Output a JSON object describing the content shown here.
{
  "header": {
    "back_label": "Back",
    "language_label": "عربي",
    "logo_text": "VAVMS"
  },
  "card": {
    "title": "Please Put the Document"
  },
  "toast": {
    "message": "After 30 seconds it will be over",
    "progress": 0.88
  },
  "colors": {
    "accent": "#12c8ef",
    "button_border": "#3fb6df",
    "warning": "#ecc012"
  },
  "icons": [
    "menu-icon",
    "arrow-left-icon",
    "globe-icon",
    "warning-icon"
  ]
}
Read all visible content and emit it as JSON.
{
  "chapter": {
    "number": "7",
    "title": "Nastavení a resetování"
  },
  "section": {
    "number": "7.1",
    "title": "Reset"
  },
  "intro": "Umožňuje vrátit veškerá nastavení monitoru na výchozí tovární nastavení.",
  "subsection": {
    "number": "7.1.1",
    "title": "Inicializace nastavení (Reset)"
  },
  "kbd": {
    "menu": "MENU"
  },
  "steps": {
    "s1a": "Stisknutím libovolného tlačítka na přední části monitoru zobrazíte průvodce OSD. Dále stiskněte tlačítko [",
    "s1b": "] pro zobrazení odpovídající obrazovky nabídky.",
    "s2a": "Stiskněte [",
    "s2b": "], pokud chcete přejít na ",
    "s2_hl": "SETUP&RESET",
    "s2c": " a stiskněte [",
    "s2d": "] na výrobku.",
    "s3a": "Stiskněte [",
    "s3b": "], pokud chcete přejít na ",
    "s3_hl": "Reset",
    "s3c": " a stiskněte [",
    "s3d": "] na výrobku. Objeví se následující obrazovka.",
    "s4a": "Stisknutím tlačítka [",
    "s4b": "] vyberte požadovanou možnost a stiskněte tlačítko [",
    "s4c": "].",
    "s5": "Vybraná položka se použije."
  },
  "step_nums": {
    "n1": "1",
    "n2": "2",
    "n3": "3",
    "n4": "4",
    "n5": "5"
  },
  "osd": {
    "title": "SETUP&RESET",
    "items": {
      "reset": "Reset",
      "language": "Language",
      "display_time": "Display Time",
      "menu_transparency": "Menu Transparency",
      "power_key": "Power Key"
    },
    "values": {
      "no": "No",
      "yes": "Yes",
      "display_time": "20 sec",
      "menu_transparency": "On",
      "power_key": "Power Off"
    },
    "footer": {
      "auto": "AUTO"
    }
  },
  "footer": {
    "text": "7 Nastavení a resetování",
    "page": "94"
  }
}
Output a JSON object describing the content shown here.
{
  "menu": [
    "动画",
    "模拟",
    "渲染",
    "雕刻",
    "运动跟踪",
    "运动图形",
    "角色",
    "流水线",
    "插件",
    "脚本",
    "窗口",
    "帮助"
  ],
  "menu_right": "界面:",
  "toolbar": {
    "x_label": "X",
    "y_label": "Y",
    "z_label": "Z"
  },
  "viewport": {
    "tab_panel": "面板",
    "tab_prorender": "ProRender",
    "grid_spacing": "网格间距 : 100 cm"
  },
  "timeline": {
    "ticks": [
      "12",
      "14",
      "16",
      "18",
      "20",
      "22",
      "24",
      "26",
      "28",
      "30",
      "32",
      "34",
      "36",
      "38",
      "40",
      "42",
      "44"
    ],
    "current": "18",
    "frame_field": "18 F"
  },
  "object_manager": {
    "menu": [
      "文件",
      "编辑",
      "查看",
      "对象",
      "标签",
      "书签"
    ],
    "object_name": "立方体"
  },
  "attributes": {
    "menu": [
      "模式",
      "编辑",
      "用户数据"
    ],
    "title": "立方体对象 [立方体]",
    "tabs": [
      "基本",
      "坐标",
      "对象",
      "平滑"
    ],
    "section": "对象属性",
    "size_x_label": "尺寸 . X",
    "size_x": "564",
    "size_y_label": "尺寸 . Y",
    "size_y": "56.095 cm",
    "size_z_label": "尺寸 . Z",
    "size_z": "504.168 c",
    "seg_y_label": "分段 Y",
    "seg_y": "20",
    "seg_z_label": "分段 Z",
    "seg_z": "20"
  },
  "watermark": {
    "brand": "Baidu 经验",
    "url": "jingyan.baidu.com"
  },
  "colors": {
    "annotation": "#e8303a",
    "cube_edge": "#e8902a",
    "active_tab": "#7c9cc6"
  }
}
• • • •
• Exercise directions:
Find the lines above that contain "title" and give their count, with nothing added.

• Result:
6